It is the rainy season in the lungs of Africa at the moment. During this time, fruits and flowers in trees or on the ground create colour diversity to the evergreen rainforest. Mammals and birds cover long distances to reach areas where the trees are fruiting, all gathering around the food resource that they favour the most. Humidity levels in the air are still high but drop down with daily amounts of significant rainfall. The green forest breathes out mist after rains, supplying us with pure air.
Lango Camp, Odzala-Kokoua National Park
Guereza colobus are good-looking black and white monkeys which at birth are entirely white in colour. There is a troop that actually lives in and around Lango Camp and to our excitement, we were privileged enough to see a new-born, a snowball that stood out from the dark green canopy forest right above the camp.
Forest elephant occasionally have come to visit Lango Bai. They seem to arrive mainly during the night, and in particular during the full moon. At this time, it is always a good opportunity to try viewing them with a good pair of binoculars.
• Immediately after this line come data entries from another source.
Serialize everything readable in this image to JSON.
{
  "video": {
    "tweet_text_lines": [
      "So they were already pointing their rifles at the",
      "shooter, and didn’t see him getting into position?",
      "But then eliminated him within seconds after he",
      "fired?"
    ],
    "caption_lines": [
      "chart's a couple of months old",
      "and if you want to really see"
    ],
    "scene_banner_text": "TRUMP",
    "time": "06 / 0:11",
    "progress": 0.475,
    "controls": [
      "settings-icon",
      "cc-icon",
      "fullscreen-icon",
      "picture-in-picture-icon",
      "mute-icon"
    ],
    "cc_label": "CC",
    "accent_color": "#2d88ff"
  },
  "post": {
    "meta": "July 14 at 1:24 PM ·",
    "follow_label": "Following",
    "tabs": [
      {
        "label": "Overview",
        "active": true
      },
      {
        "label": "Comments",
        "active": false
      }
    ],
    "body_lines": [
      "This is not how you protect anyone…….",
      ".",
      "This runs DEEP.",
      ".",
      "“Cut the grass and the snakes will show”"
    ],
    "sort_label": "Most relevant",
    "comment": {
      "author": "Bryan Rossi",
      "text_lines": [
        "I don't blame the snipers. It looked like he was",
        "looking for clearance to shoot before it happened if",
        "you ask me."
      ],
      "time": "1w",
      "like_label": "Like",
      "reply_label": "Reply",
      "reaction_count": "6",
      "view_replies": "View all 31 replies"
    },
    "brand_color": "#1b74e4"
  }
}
They have also been seen during early mornings from the deck of Lango Camp while the guests are enjoying their early breakfast. Our bai explorations and river activities have proven to be another good opportunity to see these animals.
The Lékoli River is high at the moment, which allows us to navigate to places that were not accessible during the dry season. Fruiting trees along the river attract a lot of primates and we were lucky to experience a few decent sightings of the very shy De Brazza’s monkey. The highlight on the river this month was not one but two sightings of the rare African dwarf crocodile. The croc is so called as it is generally less than a metre long. As they were swimming in fairly clear water, the viewings were outstanding.
Ngaga Camp, Ndzehi Concession
After rainy nights, the gorilla tracking experiences have been very interesting, as the gorillas would sometimes climb trees in the early mornings to catch the first rays of the sun in order to warm up. When they weren’t climbing trees, they would spend some time hanging out in their ‘nests’ amongst the thick marantaceae – which then requires some patience for guide and guests to get the most out of the experience.
As there are many trees fruiting at the moment, the gorillas tend to move in areas where there is an important concentration of fruits.
We have been pleasantly surprised to come across a few wild groups of gorillas while tracking the Jupiter and Neptuno groups. It is always a pleasure as well to have a glimpse of or to hear chimpanzees calling while tracking the larger apes.
Night walks have been productive with sightings of elegant needle-clawed galago, Demidorff’s galago, African palm civet and African wood owl. Night excursions have also been excellent times to see frogs – particularly tree frogs.
Birding around Ngaga Camp this month was outstanding, especially seeing black-collared lovebirds, African crowned eagle, Cassin’s hawk eagle, yellow-crested woodpecker, black-headed waxbill, and black-bellied seedcracker.
Around Lango Camp we had sightings of long-crested eagle, Goliath heron, blue-breasted kingfisher, blue-headed wood-dove, African finfoot, European honey buzzard, and dark chanting goshawk.